• **Action item**
Write each line below back out exactly, omitting its pictures.

• **Record extracts**
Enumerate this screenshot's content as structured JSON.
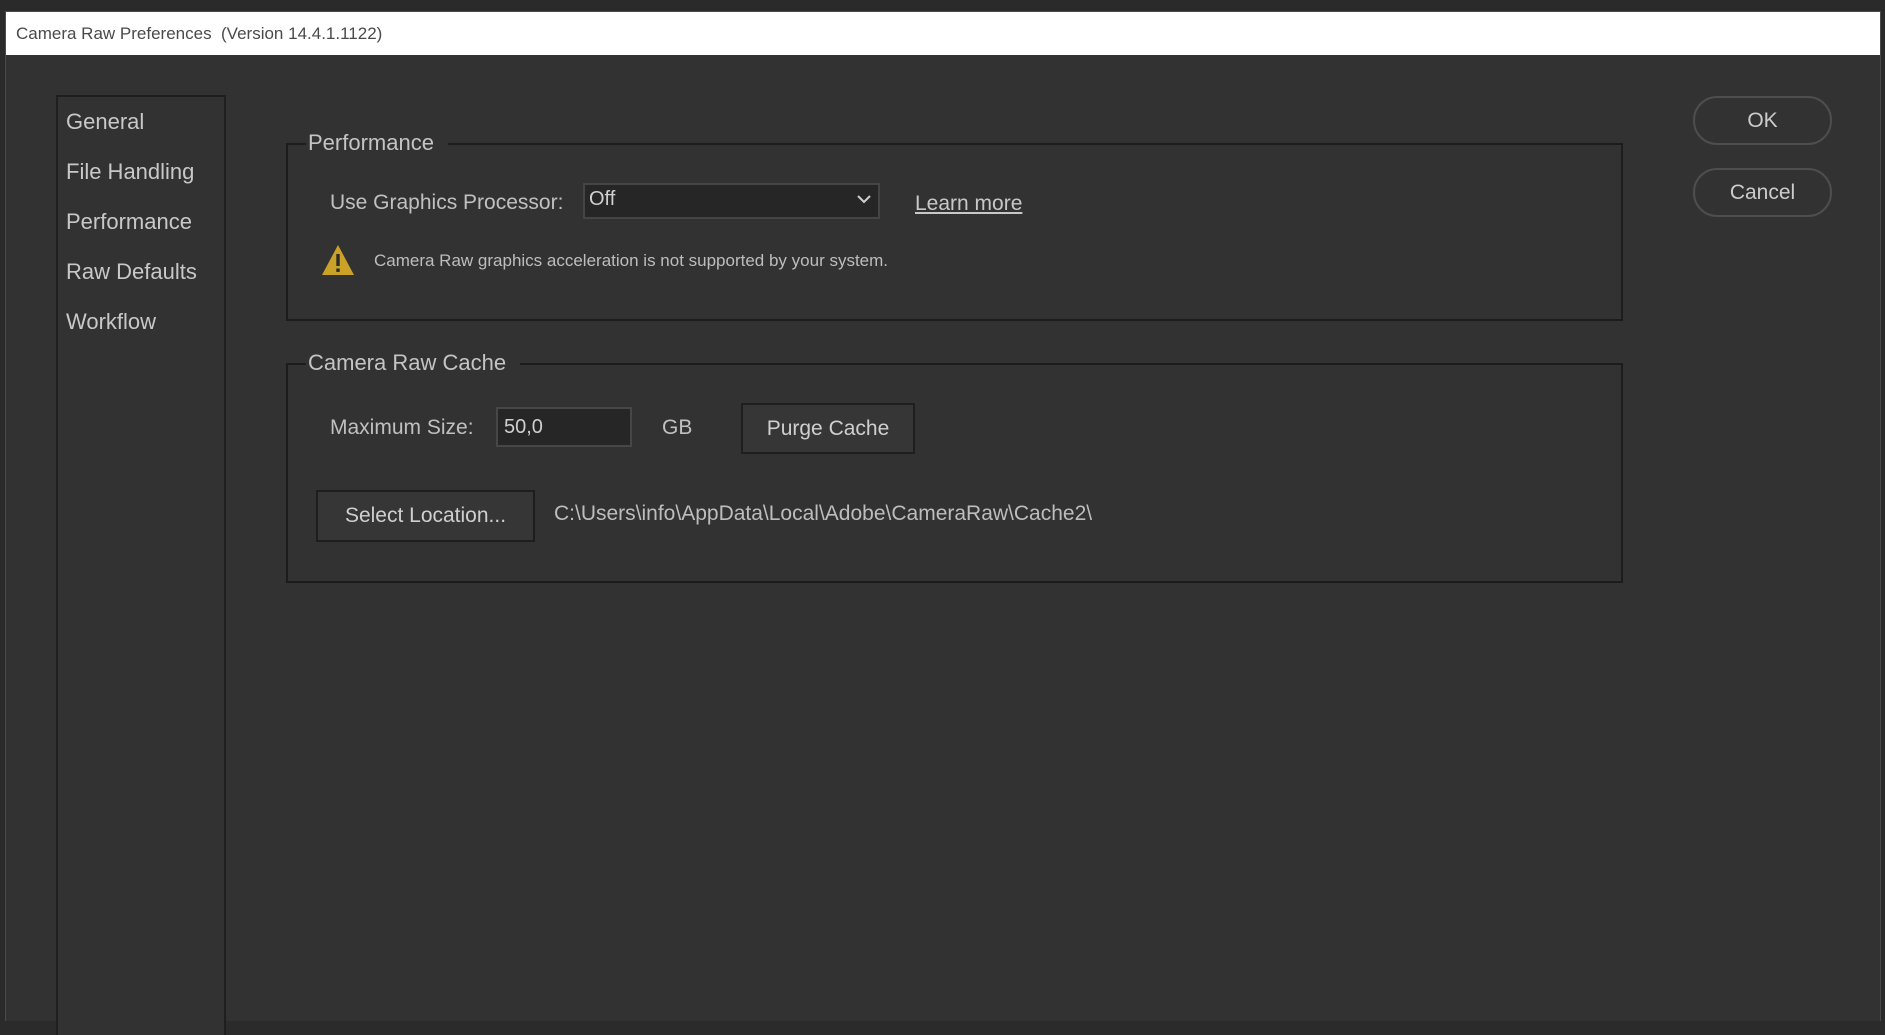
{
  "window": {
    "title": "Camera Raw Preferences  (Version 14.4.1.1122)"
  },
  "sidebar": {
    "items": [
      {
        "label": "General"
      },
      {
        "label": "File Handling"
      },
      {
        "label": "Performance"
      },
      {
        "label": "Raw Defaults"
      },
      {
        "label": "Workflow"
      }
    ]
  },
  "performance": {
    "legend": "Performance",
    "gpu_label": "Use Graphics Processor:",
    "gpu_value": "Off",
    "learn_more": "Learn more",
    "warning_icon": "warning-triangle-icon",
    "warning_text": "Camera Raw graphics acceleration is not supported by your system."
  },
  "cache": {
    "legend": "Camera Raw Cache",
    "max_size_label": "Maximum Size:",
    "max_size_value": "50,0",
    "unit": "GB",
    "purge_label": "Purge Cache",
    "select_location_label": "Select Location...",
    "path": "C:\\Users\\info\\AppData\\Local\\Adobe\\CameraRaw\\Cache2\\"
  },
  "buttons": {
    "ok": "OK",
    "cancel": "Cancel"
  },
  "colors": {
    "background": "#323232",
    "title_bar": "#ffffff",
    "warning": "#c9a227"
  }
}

• **Result for this task**
Enumerate this screenshot's content as structured JSON.
{
  "window": {
    "title": "Camera Raw Preferences  (Version 14.4.1.1122)"
  },
  "sidebar": {
    "items": [
      {
        "label": "General"
      },
      {
        "label": "File Handling"
      },
      {
        "label": "Performance"
      },
      {
        "label": "Raw Defaults"
      },
      {
        "label": "Workflow"
      }
    ]
  },
  "performance": {
    "legend": "Performance",
    "gpu_label": "Use Graphics Processor:",
    "gpu_value": "Off",
    "learn_more": "Learn more",
    "warning_icon": "warning-triangle-icon",
    "warning_text": "Camera Raw graphics acceleration is not supported by your system."
  },
  "cache": {
    "legend": "Camera Raw Cache",
    "max_size_label": "Maximum Size:",
    "max_size_value": "50,0",
    "unit": "GB",
    "purge_label": "Purge Cache",
    "select_location_label": "Select Location...",
    "path": "C:\\Users\\info\\AppData\\Local\\Adobe\\CameraRaw\\Cache2\\"
  },
  "buttons": {
    "ok": "OK",
    "cancel": "Cancel"
  },
  "colors": {
    "background": "#323232",
    "title_bar": "#ffffff",
    "warning": "#c9a227"
  }
}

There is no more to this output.